57.6 F
Watsonville

English English Español Español

Watsonville named City of the Month by State Library

WATSONVILLE — Watsonville was recently named City of the Month by the California State Library’s California History Section.

The city, incorporated in 1868, was selected for its “historic nature” and its many historical societies and museums that celebrate “everything from the region’s rich agricultural heritage to its fire department,” according to the State Library’s website.

The State Library’s California History Section started its City of the Month award — a companion to its County of the Month program — in August of last year as a way to recognize local governments and historical societies that promote and preserve the past.

“This recognition honors the diverse character of California’s many cities while providing research tips to individuals interested in finding out more about California local history,” the State Library’s website said.

Previous awardees include Visalia, Richmond, Weaverville, Crescent City, Auburn, Bakersfield, Placerville and Newport Beach.

“It’s an honor to join the ranks of other great cities across California and be recognized as City of the Month by the California State Library,” Watsonville City Manager Matt Huffaker said.

Longtime Watsonville City Councilman Lowell Hurst said he was surprised and pleased when he received an email earlier this month from the State Library saying the city had won the award.
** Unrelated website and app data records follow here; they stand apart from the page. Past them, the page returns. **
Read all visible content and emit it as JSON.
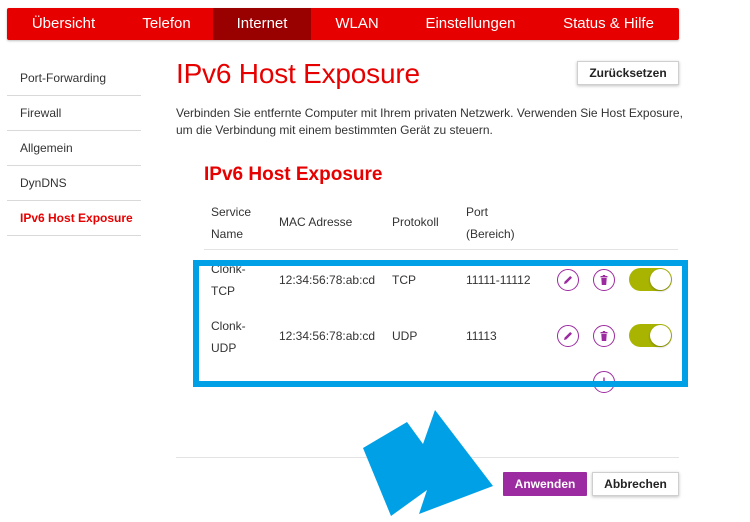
{
  "nav": {
    "tabs": [
      {
        "label": "Übersicht"
      },
      {
        "label": "Telefon"
      },
      {
        "label": "Internet",
        "active": true
      },
      {
        "label": "WLAN"
      },
      {
        "label": "Einstellungen"
      },
      {
        "label": "Status & Hilfe"
      }
    ]
  },
  "sidebar": {
    "items": [
      {
        "label": "Port-Forwarding"
      },
      {
        "label": "Firewall"
      },
      {
        "label": "Allgemein"
      },
      {
        "label": "DynDNS"
      },
      {
        "label": "IPv6 Host Exposure",
        "active": true
      }
    ]
  },
  "page": {
    "title": "IPv6 Host Exposure",
    "reset_label": "Zurücksetzen",
    "description": "Verbinden Sie entfernte Computer mit Ihrem privaten Netzwerk. Verwenden Sie Host Exposure, um die Verbindung mit einem bestimmten Gerät zu steuern.",
    "section_title": "IPv6 Host Exposure"
  },
  "table": {
    "headers": {
      "service_line1": "Service",
      "service_line2": "Name",
      "mac": "MAC Adresse",
      "protocol": "Protokoll",
      "port_line1": "Port",
      "port_line2": "(Bereich)"
    },
    "rows": [
      {
        "service_line1": "Clonk-",
        "service_line2": "TCP",
        "mac": "12:34:56:78:ab:cd",
        "protocol": "TCP",
        "port": "11111-11112",
        "enabled": true
      },
      {
        "service_line1": "Clonk-",
        "service_line2": "UDP",
        "mac": "12:34:56:78:ab:cd",
        "protocol": "UDP",
        "port": "11113",
        "enabled": true
      }
    ]
  },
  "footer": {
    "apply_label": "Anwenden",
    "cancel_label": "Abbrechen"
  },
  "colors": {
    "brand_red": "#e60000",
    "nav_active": "#990000",
    "accent_purple": "#9c2aa0",
    "toggle_on": "#a8b400",
    "highlight_blue": "#00a0e6"
  },
  "icons": [
    "edit-icon",
    "delete-icon",
    "add-icon",
    "arrow-annotation"
  ]
}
“I think it’s a testament to all the people that have helped build Watsonville over the years,” Hurst said. “A lot of people worked hard to make this city what it is today.”

Pajaro Valley Historical Association archivist Lou Arbanas said the association, established in 1940, was co-recognized by the State Library for its months of research leading up the city’s sesquicentennial celebration last year.

The PVHA’s and City’s online and social media presence also played a role in the distinction, Arbanas said.

“We’re frankly flattered and honored that we were selected,” Arbanas said. “We’re not archivists, historians or librarians over here — that would require some sort of degree. All of us are volunteers, so for professionals to recognize our work, it’s a great honor.”

LEAVE A REPLY

Please enter your comment!
Please enter your name here